Erica Breur


7. Make a Human Connection

Job searchers often forget to develop relationships with individuals before they submit their applications. Developing relationships with recruiters, hiring managers, and professionals on the teams that interest you will help make your resume stand out among the rest of the candidates who probably submitted the online application without making a human connection or getting a referral.

Avery Blank


8. Build and Send a Newsletter

What will set you apart and allow you to get any job you want is your ability to prove that you create value on an ongoing basis. Find a problem that exists in your interest area, build a tribe around your existing contacts, and create an email newsletter and blog where you tell stories that provide ideas and solutions to those problems.
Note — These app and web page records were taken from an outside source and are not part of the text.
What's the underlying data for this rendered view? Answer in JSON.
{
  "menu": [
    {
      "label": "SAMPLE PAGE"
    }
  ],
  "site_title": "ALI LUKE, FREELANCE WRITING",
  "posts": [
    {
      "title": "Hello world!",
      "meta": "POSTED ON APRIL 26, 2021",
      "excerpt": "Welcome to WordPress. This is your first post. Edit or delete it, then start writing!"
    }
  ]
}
You’ll be able to go into any interview and say, 'Look at the people I help, look at the problems I’m already solving, look at the value I create.' Boom, hired.

Rajiv Nathan


9. Bypass HR—if Possible

If you’ve identified a particular role or company that interests you, always try to find a way to bypass HR and get yourself noticed by someone in the department you’re applying to. If you don’t have any direct connections through friends, family, or former colleagues, start going to conferences, luncheons, and panel discussions where folks who work for the company are attending or speaking. Introduce yourself, get a business card, or connect on LinkedIn. Once you’ve established a connection, send a direct email outlining your interest in the company and inquire about the best person to follow up with.

Kristina Leonardi


10. Confirm That the Listing’s Active

One strategy that a lot of people overlook is making sure a posted job is still active. This is especially important if you’re finding a job that’s been posted for more than two or three weeks. The last thing you want to do is spend time and effort applying for a job that’s 'nearly filled,' so here’s what I recommend: Contact an internal recruiter, talent acquisition person, or (if the company is small) an HR leader and simply say, ‘I just came across your posting for a [name of position]. My background aligns well and I’m very interested, but I noticed that the ad has been up for a few weeks. I wanted to make sure you’re still actively interviewing for this role?’ Assuming he or she is, making this call gives you an advantage: You’ve just forged a soft connection with someone on the inside of the organization and, if you play it right, she may just suggest that you forward your materials directly to her, which is a very good thing.

Jenny Foss


11. Converse With Leaders

When a boss, CEO, or somebody else in a leadership position strikes up an impromptu conversation, turn the discussion back to him or her. Ask about initiatives, company performance and goals, or other work-related topics. The benefits of this are twofold: You don’t have the pressure to respond or make small talk, and it demonstrates an interest in your career and the company’s goals. Job seekers should always keep in mind that their primary goal is to sell their skills and experience. Now is not the time to be modest or downplay prior success. Find a way to sell yourself as a potential asset to desirable employers based on information they share with you.

Heidi Duss


12. Host a Job-Search Party

Instead of going to a networking event hoping to find the right people, why not host your own job searching party! Invite people who are in the career space you’re most interested in pursuing to come to a cocktail or dinner party. These people you invite will benefit by expanding their contacts and networking with other interesting people that can be of value to them. The key is to do your research and only invite six to eight of the people that you think would make an excellent and fun dinner party guest. At the end of the gathering, give a little presentation about who you are, and how you could potentially contribute to their companies. The emphasis here is on how you can help them. And before you rule this strategy out for being too expensive, consider that I once hosted a cocktail party for 15 people and only spent $60.

Anna Runyan